Short-tailed Blue Heelers usually have tails that are docked, or cut short, while long-tailed Blue Heelers have tails that reach down to their hocks. But there are some other differences between the two types as well. For one, long-tailed Blue Heelers are generally considered to be more gentle and laid-back than their short-tailed counterparts.
They’re also more prone to barking, which can be either a good or a bad thing, depending on your preferences. If you’re looking for a high-energy dog that will never miss a chance to play, a short-tailed Blue Heeler is probably a better choice. But if you want a slightly more relaxed dog that will still provide plenty of love and companionship, a long-tailed Blue Heeler may be the perfect fit.
Can heelers be born without tails?
There are two types of heelers: those born with tails and those born without tails. While heelers born without tails are not as common as those born with tails, they are not unheard of. There are a few reasons why a heeler might be born without a tail.
One reason is that it is a genetic mutation. While this is not a common occurrence, it is possible for heelers to be born without tails due to a genetic mutation. Another reason is that the pup was born prematurely.
If a pup is born before its tail has fully developed, it is possible for the pup to be born without a tail. The last reason why a heeler might be born without a tail is due to trauma during birth. If the pup is born via c-section or if there are complications during delivery, it is possible for the pup to be born without a tail.
If you have a heeler that is born without a tail, there is no need to worry. Heelers born without tails are just as healthy and happy as those born with tails.
Why do some Australian Cattle Dogs not have tails?
There are a few reasons why some Australian Cattle Dogs may not have tails. One reason is that they may have been born without a tail, which is a genetic mutation. Another reason is that their tail may have been docked, or removed, for working purposes.
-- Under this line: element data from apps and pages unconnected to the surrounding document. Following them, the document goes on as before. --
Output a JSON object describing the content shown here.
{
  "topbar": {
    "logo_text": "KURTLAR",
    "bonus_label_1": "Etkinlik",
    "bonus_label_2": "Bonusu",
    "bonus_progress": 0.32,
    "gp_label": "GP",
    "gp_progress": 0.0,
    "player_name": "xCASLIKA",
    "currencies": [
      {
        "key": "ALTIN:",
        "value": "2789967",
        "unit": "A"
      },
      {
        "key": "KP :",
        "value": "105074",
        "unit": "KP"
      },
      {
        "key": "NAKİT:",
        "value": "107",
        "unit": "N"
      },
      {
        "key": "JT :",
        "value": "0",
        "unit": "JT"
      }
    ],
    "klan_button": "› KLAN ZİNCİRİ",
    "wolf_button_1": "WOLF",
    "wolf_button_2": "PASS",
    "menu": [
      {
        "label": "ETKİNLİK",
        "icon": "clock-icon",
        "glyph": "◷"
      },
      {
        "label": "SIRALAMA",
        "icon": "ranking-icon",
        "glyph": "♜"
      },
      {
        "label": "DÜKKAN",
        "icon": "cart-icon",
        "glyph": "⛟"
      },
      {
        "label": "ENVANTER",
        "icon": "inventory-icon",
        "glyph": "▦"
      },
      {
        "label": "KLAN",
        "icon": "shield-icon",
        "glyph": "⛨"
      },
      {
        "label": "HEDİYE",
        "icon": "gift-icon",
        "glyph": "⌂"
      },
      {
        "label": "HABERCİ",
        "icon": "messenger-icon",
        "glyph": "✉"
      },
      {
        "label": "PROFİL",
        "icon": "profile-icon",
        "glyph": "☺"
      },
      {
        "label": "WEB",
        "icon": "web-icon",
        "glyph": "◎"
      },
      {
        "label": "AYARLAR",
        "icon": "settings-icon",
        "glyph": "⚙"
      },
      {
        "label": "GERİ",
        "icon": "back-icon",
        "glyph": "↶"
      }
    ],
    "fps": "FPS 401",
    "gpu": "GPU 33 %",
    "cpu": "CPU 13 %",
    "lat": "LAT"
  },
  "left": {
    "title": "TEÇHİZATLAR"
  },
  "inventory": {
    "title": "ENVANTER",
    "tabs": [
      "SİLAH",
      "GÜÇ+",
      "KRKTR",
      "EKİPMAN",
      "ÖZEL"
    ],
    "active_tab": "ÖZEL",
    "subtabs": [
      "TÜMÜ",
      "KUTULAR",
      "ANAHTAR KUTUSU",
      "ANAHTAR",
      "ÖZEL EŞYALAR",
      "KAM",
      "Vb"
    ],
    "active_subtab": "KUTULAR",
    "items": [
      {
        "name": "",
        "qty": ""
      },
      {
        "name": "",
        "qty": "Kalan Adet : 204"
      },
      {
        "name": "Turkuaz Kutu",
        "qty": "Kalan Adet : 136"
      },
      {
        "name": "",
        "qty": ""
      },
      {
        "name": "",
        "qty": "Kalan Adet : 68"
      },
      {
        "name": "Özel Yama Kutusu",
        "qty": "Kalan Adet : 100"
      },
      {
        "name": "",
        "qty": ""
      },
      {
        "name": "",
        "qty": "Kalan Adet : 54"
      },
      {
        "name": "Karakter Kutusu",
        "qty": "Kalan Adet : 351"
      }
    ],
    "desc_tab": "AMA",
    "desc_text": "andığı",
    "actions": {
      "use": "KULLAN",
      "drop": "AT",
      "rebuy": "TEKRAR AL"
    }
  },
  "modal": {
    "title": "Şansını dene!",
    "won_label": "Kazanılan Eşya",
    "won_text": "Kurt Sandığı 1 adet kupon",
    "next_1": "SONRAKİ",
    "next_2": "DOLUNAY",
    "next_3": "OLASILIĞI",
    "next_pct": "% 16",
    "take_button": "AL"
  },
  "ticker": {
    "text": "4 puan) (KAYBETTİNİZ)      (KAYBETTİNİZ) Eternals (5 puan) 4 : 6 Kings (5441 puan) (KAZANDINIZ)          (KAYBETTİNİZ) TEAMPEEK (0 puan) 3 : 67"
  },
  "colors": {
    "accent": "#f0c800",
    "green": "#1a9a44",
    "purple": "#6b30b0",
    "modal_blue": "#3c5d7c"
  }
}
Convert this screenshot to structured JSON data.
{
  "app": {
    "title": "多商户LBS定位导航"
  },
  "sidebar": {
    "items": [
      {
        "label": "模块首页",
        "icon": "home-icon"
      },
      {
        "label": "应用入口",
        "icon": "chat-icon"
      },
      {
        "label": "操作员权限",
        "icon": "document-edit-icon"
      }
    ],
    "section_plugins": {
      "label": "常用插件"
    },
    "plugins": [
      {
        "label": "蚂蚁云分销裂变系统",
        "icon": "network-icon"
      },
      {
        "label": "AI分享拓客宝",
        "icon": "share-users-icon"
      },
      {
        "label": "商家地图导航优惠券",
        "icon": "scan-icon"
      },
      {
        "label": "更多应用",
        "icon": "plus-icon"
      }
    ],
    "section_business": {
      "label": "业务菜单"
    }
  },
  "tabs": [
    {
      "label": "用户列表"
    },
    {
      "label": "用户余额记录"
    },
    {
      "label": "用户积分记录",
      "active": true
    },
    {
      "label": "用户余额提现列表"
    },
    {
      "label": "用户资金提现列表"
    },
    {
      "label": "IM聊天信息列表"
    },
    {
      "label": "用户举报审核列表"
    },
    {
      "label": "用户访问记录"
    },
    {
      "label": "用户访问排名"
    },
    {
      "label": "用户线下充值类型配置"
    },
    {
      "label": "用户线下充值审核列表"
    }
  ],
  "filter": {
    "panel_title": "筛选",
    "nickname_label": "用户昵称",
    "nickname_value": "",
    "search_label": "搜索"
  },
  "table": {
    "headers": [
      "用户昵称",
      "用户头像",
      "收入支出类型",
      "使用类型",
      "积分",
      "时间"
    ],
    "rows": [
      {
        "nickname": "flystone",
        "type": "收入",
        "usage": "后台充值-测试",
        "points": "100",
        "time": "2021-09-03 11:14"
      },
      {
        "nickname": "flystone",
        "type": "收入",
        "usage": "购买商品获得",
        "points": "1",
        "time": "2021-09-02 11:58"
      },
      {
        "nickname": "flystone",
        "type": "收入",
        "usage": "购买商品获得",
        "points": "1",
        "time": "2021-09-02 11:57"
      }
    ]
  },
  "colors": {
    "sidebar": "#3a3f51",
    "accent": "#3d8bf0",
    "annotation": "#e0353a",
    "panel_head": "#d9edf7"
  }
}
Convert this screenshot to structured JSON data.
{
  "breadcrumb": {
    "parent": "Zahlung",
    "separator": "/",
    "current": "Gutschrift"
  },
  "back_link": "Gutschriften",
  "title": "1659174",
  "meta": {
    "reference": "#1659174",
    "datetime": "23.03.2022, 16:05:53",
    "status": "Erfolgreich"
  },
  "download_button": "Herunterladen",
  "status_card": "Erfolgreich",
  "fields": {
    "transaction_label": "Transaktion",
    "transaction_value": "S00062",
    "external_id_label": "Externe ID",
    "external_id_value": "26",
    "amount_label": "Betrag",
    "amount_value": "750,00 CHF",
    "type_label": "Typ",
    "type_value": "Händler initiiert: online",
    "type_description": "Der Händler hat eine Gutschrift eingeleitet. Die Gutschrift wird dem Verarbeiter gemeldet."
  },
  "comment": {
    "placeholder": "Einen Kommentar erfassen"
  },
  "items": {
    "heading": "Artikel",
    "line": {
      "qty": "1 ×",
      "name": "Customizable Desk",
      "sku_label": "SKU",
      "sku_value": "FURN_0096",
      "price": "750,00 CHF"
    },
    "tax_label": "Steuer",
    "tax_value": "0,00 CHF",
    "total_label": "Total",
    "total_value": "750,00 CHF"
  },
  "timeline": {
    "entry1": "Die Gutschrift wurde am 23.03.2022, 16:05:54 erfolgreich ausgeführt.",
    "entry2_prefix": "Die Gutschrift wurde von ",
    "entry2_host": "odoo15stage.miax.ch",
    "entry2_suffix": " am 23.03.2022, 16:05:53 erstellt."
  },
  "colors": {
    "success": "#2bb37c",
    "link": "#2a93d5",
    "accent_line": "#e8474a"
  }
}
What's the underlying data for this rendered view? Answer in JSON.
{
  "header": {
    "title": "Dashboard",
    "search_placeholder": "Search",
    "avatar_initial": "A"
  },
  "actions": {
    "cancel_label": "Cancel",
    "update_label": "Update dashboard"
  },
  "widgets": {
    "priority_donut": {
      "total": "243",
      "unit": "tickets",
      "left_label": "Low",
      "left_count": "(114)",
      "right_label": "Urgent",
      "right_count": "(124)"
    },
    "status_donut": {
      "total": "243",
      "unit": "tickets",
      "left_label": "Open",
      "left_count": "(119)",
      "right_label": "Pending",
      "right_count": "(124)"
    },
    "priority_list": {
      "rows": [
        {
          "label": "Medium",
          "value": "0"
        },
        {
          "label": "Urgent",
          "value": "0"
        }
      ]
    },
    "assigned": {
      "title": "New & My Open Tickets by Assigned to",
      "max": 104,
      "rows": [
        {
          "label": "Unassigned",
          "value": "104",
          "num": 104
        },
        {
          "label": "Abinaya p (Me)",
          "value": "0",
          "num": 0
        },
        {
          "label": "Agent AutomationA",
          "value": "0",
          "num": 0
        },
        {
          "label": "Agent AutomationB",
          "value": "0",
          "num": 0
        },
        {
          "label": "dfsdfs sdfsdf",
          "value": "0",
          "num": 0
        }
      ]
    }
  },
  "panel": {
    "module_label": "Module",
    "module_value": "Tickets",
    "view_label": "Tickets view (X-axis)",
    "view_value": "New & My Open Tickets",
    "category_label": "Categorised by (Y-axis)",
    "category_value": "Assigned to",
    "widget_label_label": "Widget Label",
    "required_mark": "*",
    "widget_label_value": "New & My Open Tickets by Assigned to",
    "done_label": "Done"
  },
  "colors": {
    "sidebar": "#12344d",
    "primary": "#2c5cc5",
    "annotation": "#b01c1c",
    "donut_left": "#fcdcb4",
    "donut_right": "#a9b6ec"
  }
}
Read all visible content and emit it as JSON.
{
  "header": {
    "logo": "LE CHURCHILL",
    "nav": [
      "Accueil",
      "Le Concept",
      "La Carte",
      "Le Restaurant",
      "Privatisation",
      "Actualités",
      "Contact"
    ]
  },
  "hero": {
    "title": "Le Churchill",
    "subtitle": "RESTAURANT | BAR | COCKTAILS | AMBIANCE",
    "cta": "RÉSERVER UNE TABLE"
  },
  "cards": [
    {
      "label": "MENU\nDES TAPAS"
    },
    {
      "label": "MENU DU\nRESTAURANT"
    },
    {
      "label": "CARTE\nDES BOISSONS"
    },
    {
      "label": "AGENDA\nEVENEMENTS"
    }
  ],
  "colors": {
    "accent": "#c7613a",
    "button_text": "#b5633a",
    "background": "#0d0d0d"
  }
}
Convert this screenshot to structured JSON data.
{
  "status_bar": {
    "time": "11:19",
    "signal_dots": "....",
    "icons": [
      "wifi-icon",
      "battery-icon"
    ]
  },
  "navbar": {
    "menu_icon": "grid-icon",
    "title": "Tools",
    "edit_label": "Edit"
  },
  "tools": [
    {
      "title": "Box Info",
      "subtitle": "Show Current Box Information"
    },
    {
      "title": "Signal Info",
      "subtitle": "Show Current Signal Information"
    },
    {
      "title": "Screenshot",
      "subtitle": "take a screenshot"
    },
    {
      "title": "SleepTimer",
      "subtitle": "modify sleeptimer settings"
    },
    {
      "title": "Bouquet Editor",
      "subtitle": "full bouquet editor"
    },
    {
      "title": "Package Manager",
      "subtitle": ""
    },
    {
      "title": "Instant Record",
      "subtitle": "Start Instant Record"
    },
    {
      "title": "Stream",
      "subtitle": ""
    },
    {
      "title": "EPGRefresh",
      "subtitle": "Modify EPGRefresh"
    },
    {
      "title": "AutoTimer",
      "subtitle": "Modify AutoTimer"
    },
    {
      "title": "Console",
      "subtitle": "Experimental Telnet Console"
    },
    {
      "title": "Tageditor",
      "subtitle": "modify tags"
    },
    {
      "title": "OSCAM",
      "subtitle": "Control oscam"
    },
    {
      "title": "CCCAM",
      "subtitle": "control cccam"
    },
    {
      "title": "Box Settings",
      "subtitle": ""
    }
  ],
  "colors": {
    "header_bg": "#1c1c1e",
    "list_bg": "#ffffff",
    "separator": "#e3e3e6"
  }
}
Docking is a practice that has been used for centuries on working dogs in order to prevent injuries. When tails are left long, they can easily get caught on things or get stepped on, which can lead to painful injuries. Docking the tail removes the risk of these injuries occurring.
Some people believe that docking also makes the dog look more intimidating, which can be helpful when working with cattle. However, there is no scientific evidence to support this claim. Australian Cattle Dogs that have their tails docked are not in any pain, as the procedure is done when they are puppies and they have no memory of it.
There are no long-term health effects of tail docking, and it does not interfere with the dog’s ability to communicate or express themselves.
Are heeler dogs born with short tails?
While there are a number of stories and folktales about why heeler dogs have short tails, the reality is that they are born with tails of normal length. It is only later in life, when the tail is docked or “bobbed,” that the heeler’s tail appears short. This is done for a number of reasons, including to prevent injuries (since heelers are known for their herding and working abilities) and to conform to certain breed standards.
Are Australian Cattle Dogs tails docked?
No, Australian Cattle Dogs tails are not docked. Their tails are an important part of their anatomy, and serve several purposes. The tail is used as a rudder when swimming, helps to balance the dog while running and jumping, and is also used as a communication tool.
A wagging tail can convey a variety of messages, from happiness and excitement to nervousness and fear. A dog who is not able to communicate with his tail is at a disadvantage.
No, Australian cattle dogs are not born without tails. Their tails may be docked, however, which is a common practice in some countries. Docking is the removal of part of the tail, usually done when the puppy is a few days old.